follow 754 at all (IBM mainframes, Crays, ...) and there it may be
burdensome to emulate infinities.

The standard should not require conformance to IEEE 754.

The standard should not *forbid* conformance to IEEE 754 either.

Note that there are other things too. What about underflow? Should that return 0, or produce an exception? If you like exceptions, how about the IEEE 754 "Inexact" exception?

I suggest that the standard should define the exceptions that *may* be
raised, and simply state that the actual behaviour is implementation
defined, either an implementation will raise the exception or it will
yield some result instead and it must document which result. It can
also require an environment enquiry (I wrote a detailed paper on
floating point arithmetic for Prolog, it's available from the
University of Auckland) such as:

environment(floating_point_arithmetic(ieee(754)))

so that a program can tell in advance what it's likely to get.

Joachim Schimpf continues:

*In the latter case, what is the syntax for the infinity value?
I.e what should *

*
*

X is 1/0, writeq(X).

*
print? Keep in mind that writeq is supposed to print every Prolog term
such that it can be read back using read/1. *

One wants a form which would not have been syntactically legal as anything else. Something like

+1.0Infinity +{bits}QNaN -1.0Infinity -{bits}SNaN

would do fine. That is, something which looks like a floating point literal, but instead of a scaling factor beginning with "e" there is a block of several letters saying what kind of special value it is. (Note that there are lots of Quiet Not-a-Numbers and lots of Signalling ones, so the form for QNaNs and SNaNs needs the numeric part to say which one you got.)

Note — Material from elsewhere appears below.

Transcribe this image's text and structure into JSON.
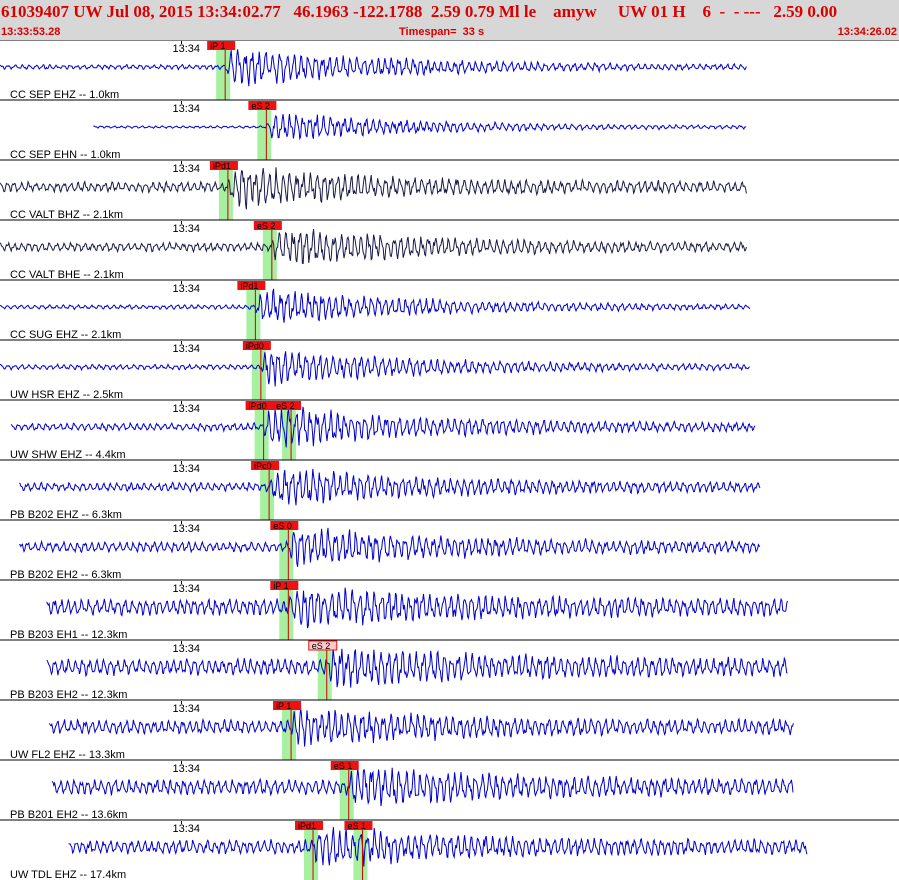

Joachim Schimpf:

*Is the infinity value a number or not, i.e. does *

*
*

X is 1/0, number(X).

*
succeed or fail? *

It is a member of the algebra whose axioms are given by IEEE 754. It is a member in perfectly good standing. One of the reasons for having the thing in the first place is to make the floating-point algebra CLOSED. Treating infinities or NaNs as anything but numbers would miss the whole point.

Joachim Schimpf:

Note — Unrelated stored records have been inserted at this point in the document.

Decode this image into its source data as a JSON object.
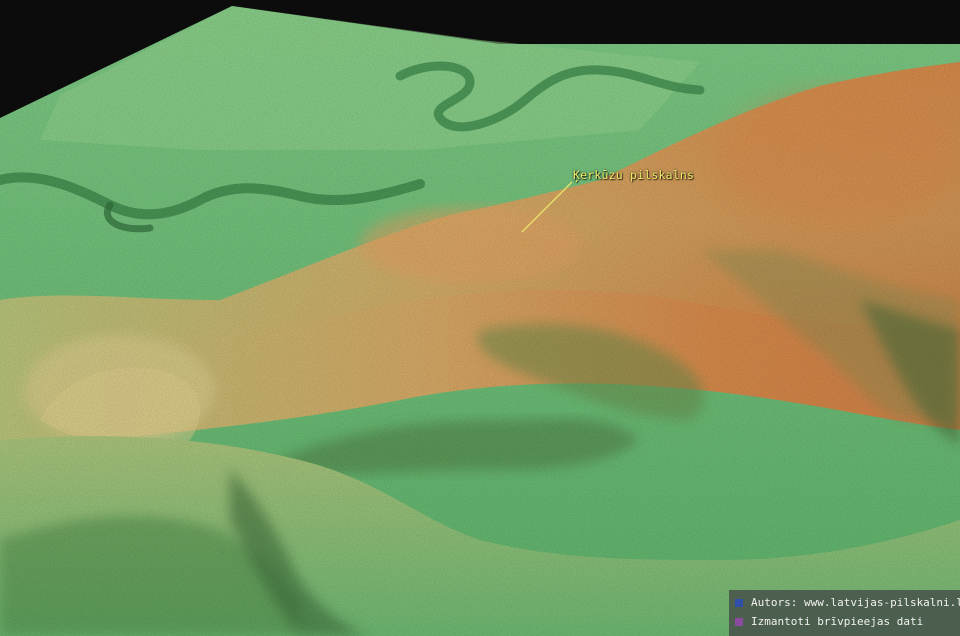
{
  "map": {
    "place_label": "Ķerkūzu pilskalns"
  },
  "legend": {
    "items": [
      {
        "text": "Autors: www.latvijas-pilskalni.lv",
        "color": "#2f4fa8"
      },
      {
        "text": "Izmantoti brīvpieejas dati",
        "color": "#8a4aa0"
      }
    ]
  },
  "colors": {
    "sky": "#0d0d0d",
    "low_terrain": "#6fbf7a",
    "mid_terrain": "#c9c27a",
    "high_terrain": "#d48a4a",
    "label": "#f4ee6a"
  }
}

*Same questions for IEEE NaNs, e.g. the result of X is sqrt(-2). *

See above.

Joachim Schimpf:

*In IEEE arithmetic there are positive and negative zeros. Is Prolog
allowed to show this difference to the user? E.g. the following fails
with SICStus and also with old versions of ECLiPSe: *

*
*

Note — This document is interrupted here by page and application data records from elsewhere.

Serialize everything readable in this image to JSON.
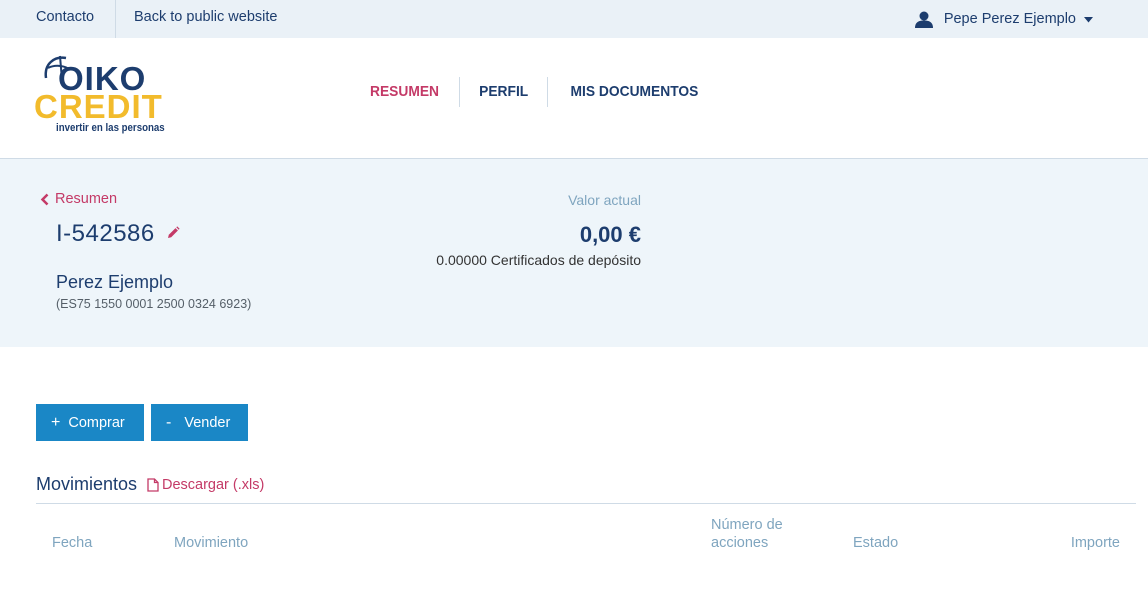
{
  "topbar": {
    "contact": "Contacto",
    "back_public": "Back to public website",
    "user_name": "Pepe Perez Ejemplo"
  },
  "logo": {
    "line1": "OIKO",
    "line2": "CREDIT",
    "tagline": "invertir en las personas"
  },
  "nav": {
    "items": [
      {
        "label": "RESUMEN",
        "active": true
      },
      {
        "label": "PERFIL",
        "active": false
      },
      {
        "label": "MIS DOCUMENTOS",
        "active": false
      }
    ]
  },
  "summary": {
    "back_label": "Resumen",
    "account_id": "I-542586",
    "holder": "Perez Ejemplo",
    "iban": "(ES75 1550 0001 2500 0324 6923)",
    "value_label": "Valor actual",
    "value_amount": "0,00 €",
    "certificates": "0.00000 Certificados de depósito"
  },
  "actions": {
    "buy_symbol": "+",
    "buy_label": "Comprar",
    "sell_symbol": "-",
    "sell_label": "Vender"
  },
  "movements": {
    "title": "Movimientos",
    "download_label": "Descargar (.xls)",
    "columns": [
      "Fecha",
      "Movimiento",
      "Número de acciones",
      "Estado",
      "Importe"
    ]
  },
  "colors": {
    "navy": "#1d3d6e",
    "accent": "#c43a67",
    "button": "#1a87c6",
    "yellow": "#f2bb2c",
    "panel": "#eef5fa"
  }
}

0.0 is 0.0 * -1.0.

*
(the multiplication yields -0.0 which
doesn't unify with 0.0) *

If you DON'T make this difference visible to the user, it isn't IEEE 754 arithmetic. The distinction between zeros is not an optional feature. Note that

(+1.0)/(+0.0) => +1.0Infinity (+1.0)/(-0.0) => -1.0Infinity

This can be justified if you regard "0" as really standing for "epsilon" and Infinity as really standing for 1/epsilon.

It is quite clear from the IEEE standard that if

X is +0.0, Y is -0.0

then

X \== Y, \+ (X = Y)

but it is equally clear that

X =:= Y, \+ (X =\= Y).

If you do anything different, it isn't 754-conformant.